And, yes, if the clerk discharges a weapon during a gunfight, they are definitely a participant, and will be detained by law enforcement. The nature of the detention depends upon the answers to the above; if the clerk is clearly justified, then the odds are better that they'll simply be required to give a statement and go home after some number of hours. If the clerk clams up and insists on their lawyer before they talk to the police, then they'll most likely be arrested and their innocence may be worked out later.
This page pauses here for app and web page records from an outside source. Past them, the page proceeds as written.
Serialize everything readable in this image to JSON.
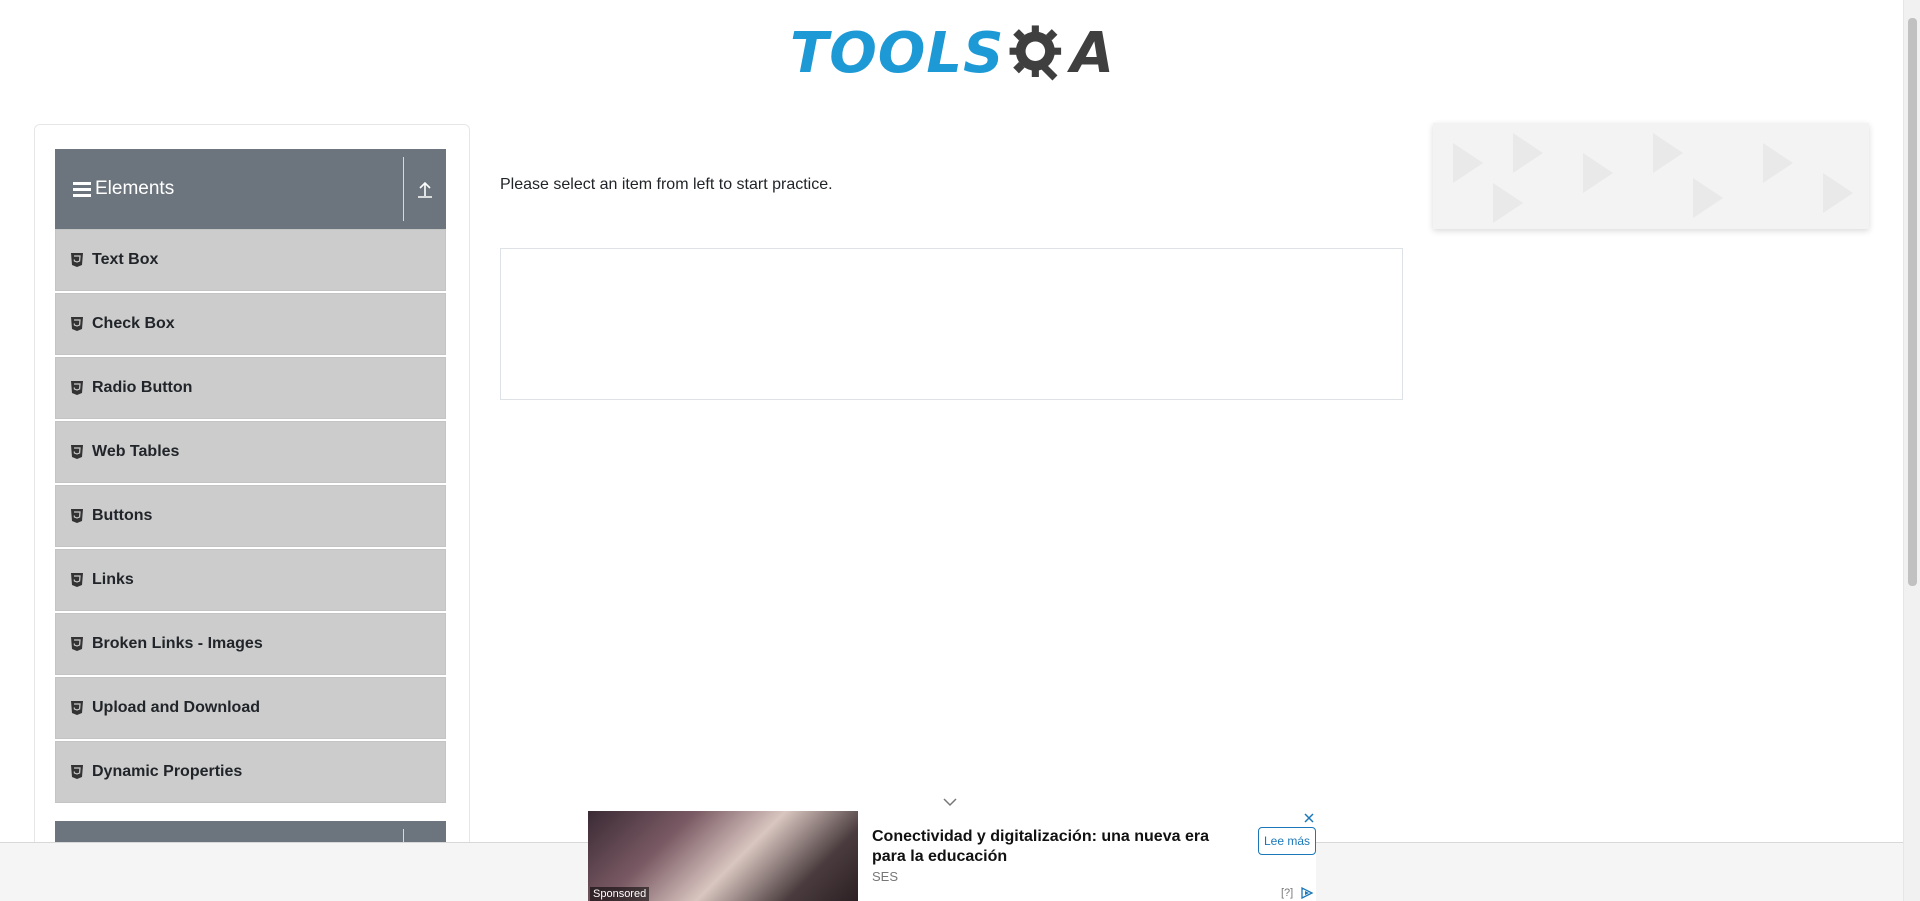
{
  "header": {
    "logo_tools": "TOOLS",
    "logo_qa": "A",
    "logo_alt": "TOOLSQA"
  },
  "sidebar": {
    "group_title": "Elements",
    "items": [
      {
        "label": "Text Box"
      },
      {
        "label": "Check Box"
      },
      {
        "label": "Radio Button"
      },
      {
        "label": "Web Tables"
      },
      {
        "label": "Buttons"
      },
      {
        "label": "Links"
      },
      {
        "label": "Broken Links - Images"
      },
      {
        "label": "Upload and Download"
      },
      {
        "label": "Dynamic Properties"
      }
    ]
  },
  "main": {
    "intro": "Please select an item from left to start practice."
  },
  "bottom_ad": {
    "headline": "Conectividad y digitalización: una nueva era para la educación",
    "advertiser": "SES",
    "cta": "Lee más",
    "sponsored": "Sponsored",
    "info": "[?]"
  },
  "colors": {
    "brand_blue": "#1d9ad6",
    "header_gray": "#6c757d",
    "item_gray": "#cccccc"
  },
  "icons": [
    "hamburger-icon",
    "collapse-up-icon",
    "html5-icon",
    "chevron-down-icon",
    "close-icon",
    "adchoices-icon"
  ]
}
If there is some factor that would put the clerk's actions clearly in the wrong to the responding officers, then the clerk would almost certainly be arrested.

I'll also note that this interrogation probably would not take place in the store (although initial discussions might); the store is a crime scene (or at least a potential crime scene), and access to it will be restricted until it's no longer needed (e.g., it's been processed for evidence). For a gunfight with injured parties, that could easily take 24 hours, depending upon the circumstances.

Whether cut loose after a statement or sent to jail to be held, the clerk's actions when the responding officers arrive will determine, to a degree, how they're treated by those officers. E.g., running around in a panic with the gun in hand will elicit a much different response than sitting calmly (or in shock) with no weapons within easy reach. I would think that odds are good that the clerk will be handcuffed and searched, unless the situation is very clear cut and the clerk maintains their composure. And maybe even then.

Lastly, I will note that many states have what is termed a "pre-emption law" for firearms. The gist of this is that local municipalities are prohibited from enacting firearms ordinances that are stricter than the state laws. The purpose of this is to have a common set of firearms laws throughout the state, and not a patchwork of varying standards from place to place within the state. There may be limited exceptions, e.g., cities may be permitted to ban discharge of firearms within their city limits.

Full disclosure: I have previously been a law enforcement officer, and I teach self defense classes.
posted by doorsnake at 1:32 PM on January 18, 2010


Considering the warnings we hear on TV about not shooting into the air at midnight, I would expect that this would be at least "unlawful discharge of a weapon". Possibly "reckless endangerment" since the clerk cannot know where the bullet will land.
posted by gjc at 3:26 PM on January 18, 2010


« Older The landlord can make the credit rating better?   |   How do I remove a recalcitrant HD from a Macbook? Newer »
This thread is closed to new comments.